[Website and app data records]
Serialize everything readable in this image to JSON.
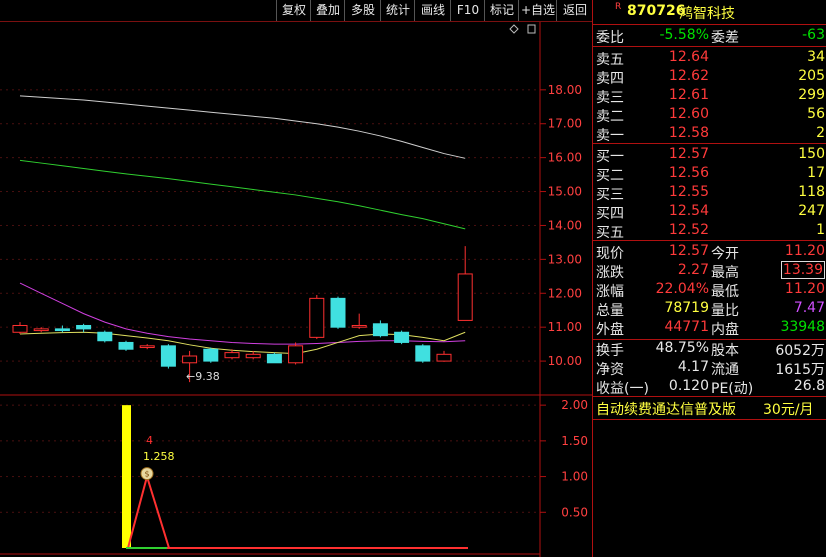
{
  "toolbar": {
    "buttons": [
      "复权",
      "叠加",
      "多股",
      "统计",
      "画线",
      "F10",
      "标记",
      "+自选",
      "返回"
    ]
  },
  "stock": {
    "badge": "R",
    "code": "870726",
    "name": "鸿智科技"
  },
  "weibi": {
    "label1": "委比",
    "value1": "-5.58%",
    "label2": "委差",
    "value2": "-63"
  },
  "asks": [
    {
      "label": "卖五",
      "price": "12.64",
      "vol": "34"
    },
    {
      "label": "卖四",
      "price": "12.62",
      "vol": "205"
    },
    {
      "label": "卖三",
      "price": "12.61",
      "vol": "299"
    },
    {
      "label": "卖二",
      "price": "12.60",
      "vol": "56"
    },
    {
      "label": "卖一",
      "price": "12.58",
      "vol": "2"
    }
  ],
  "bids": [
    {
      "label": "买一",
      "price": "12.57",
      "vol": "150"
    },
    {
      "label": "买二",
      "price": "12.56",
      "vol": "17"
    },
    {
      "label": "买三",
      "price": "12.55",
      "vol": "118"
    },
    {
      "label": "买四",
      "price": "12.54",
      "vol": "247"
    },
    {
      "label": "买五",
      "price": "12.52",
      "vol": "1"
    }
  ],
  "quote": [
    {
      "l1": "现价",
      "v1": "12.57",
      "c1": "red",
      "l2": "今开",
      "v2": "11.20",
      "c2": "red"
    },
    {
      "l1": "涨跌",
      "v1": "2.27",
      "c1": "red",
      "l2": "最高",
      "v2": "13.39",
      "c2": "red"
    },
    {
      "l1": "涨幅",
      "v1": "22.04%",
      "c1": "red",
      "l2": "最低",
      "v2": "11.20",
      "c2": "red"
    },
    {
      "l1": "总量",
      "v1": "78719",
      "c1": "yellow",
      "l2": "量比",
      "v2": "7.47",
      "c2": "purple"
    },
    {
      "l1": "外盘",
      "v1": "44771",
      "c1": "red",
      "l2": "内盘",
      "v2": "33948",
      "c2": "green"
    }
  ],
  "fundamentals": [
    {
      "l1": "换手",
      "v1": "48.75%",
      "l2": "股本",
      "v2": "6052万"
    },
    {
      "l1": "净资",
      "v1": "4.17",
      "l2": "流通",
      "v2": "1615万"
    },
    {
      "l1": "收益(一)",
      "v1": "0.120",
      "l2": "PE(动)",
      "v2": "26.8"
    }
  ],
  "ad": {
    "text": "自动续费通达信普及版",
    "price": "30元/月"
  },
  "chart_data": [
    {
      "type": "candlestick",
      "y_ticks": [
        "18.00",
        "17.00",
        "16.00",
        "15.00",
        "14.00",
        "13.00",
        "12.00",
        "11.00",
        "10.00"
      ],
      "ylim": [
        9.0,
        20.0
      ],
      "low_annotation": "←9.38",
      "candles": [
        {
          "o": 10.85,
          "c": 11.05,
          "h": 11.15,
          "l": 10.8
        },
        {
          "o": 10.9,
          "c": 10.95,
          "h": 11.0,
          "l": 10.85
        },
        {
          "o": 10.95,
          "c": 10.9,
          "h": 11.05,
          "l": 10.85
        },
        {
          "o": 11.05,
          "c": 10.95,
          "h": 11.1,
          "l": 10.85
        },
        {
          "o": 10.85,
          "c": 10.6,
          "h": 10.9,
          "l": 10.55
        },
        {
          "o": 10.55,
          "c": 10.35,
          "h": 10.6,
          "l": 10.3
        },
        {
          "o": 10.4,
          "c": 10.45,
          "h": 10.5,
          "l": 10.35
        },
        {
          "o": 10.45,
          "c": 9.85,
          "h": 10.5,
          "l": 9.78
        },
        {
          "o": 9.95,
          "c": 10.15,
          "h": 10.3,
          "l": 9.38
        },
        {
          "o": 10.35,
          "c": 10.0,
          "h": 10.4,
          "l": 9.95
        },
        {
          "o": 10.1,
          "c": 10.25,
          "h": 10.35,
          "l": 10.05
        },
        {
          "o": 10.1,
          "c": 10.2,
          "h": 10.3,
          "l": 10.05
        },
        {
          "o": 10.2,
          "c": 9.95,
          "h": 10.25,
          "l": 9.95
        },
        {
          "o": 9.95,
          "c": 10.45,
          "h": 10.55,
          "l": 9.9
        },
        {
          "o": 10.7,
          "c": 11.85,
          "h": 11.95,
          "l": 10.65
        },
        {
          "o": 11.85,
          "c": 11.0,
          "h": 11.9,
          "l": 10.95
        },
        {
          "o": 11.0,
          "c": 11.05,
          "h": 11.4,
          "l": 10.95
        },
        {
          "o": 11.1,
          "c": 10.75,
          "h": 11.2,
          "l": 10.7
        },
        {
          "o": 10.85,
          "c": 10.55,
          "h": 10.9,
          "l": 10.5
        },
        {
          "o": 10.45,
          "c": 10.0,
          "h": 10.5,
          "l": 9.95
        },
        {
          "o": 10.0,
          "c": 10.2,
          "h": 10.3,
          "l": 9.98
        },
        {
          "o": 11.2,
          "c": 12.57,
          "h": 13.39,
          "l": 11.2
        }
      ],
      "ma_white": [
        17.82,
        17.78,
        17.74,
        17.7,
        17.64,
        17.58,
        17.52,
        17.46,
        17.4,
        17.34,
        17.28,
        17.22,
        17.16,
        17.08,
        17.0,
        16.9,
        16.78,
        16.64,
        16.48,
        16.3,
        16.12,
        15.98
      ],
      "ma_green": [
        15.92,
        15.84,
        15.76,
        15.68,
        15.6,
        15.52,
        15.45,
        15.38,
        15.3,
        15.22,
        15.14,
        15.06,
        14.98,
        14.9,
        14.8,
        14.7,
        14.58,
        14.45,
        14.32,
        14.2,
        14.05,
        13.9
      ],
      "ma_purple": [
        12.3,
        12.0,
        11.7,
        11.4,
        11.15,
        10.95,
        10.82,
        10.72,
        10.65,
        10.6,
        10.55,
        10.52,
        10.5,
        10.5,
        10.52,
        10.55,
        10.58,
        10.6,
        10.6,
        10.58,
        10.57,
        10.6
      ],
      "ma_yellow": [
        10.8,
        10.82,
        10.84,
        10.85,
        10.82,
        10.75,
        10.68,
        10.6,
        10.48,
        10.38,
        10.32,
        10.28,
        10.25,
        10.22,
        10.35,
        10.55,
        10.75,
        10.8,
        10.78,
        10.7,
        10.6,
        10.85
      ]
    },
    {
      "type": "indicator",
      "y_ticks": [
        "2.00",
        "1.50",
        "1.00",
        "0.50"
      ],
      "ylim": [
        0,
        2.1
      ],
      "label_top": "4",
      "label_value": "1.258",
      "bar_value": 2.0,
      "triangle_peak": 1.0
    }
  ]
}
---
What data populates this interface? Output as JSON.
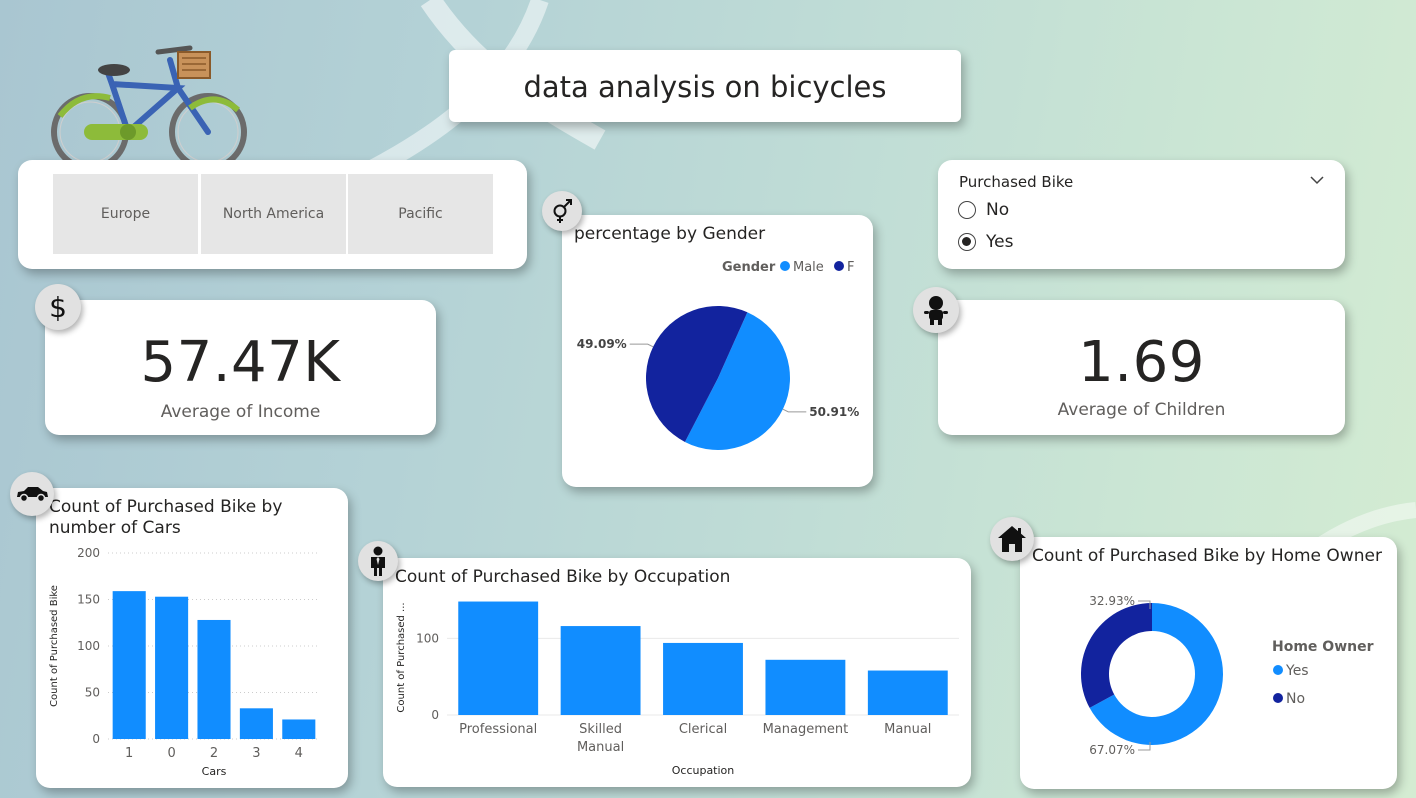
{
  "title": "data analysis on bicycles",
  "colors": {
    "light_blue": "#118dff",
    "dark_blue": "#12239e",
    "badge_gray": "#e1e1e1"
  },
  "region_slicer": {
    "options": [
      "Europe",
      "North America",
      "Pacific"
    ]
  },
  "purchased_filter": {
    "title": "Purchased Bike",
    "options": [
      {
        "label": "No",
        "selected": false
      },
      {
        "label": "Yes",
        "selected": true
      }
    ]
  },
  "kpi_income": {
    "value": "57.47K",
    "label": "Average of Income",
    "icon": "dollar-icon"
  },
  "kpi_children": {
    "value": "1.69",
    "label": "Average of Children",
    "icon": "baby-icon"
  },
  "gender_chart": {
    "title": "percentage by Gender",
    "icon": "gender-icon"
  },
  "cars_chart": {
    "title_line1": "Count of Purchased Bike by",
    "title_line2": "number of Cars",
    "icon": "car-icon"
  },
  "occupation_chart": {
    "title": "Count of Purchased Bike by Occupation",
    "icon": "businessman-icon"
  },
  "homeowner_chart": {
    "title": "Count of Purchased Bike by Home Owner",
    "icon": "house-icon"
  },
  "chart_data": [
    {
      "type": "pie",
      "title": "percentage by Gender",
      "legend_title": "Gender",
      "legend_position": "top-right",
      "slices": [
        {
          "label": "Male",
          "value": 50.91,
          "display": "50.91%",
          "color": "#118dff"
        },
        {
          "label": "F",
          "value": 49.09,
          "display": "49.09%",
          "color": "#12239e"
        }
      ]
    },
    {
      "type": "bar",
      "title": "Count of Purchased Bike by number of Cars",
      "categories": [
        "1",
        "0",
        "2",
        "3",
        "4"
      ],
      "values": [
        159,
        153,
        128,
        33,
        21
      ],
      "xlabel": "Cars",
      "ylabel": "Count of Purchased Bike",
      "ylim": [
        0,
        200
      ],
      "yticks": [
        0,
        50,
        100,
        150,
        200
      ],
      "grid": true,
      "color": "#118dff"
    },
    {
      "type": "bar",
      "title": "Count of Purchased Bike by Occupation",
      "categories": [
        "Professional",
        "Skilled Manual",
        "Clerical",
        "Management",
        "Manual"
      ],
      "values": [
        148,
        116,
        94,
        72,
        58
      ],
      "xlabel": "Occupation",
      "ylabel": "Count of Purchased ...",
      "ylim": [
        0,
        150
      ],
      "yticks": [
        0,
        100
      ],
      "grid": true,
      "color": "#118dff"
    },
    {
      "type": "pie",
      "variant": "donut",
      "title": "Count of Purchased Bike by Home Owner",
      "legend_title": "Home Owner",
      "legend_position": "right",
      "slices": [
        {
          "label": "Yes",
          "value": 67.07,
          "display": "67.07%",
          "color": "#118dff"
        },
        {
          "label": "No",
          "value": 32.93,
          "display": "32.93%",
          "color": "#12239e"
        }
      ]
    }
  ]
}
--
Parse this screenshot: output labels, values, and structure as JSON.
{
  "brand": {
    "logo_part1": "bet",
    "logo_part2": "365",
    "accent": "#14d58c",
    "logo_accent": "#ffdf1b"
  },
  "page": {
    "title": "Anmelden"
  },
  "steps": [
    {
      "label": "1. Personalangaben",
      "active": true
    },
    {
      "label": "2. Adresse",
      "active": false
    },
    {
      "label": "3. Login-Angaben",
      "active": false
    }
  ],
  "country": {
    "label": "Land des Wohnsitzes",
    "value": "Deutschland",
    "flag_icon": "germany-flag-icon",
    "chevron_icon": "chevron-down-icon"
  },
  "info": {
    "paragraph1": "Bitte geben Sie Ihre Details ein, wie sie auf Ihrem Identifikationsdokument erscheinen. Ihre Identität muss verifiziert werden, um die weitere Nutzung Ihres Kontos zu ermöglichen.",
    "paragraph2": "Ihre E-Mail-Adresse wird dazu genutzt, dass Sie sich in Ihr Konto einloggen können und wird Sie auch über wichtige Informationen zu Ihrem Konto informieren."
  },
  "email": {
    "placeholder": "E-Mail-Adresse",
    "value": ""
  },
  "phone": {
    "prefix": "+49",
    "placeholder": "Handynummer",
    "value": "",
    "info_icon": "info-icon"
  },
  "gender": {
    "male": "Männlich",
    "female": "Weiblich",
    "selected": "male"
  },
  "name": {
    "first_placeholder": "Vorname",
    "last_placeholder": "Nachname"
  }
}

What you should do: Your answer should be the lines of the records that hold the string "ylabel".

Output for this exercise:
      "ylabel": "Count of Purchased Bike",
      "ylabel": "Count of Purchased ...",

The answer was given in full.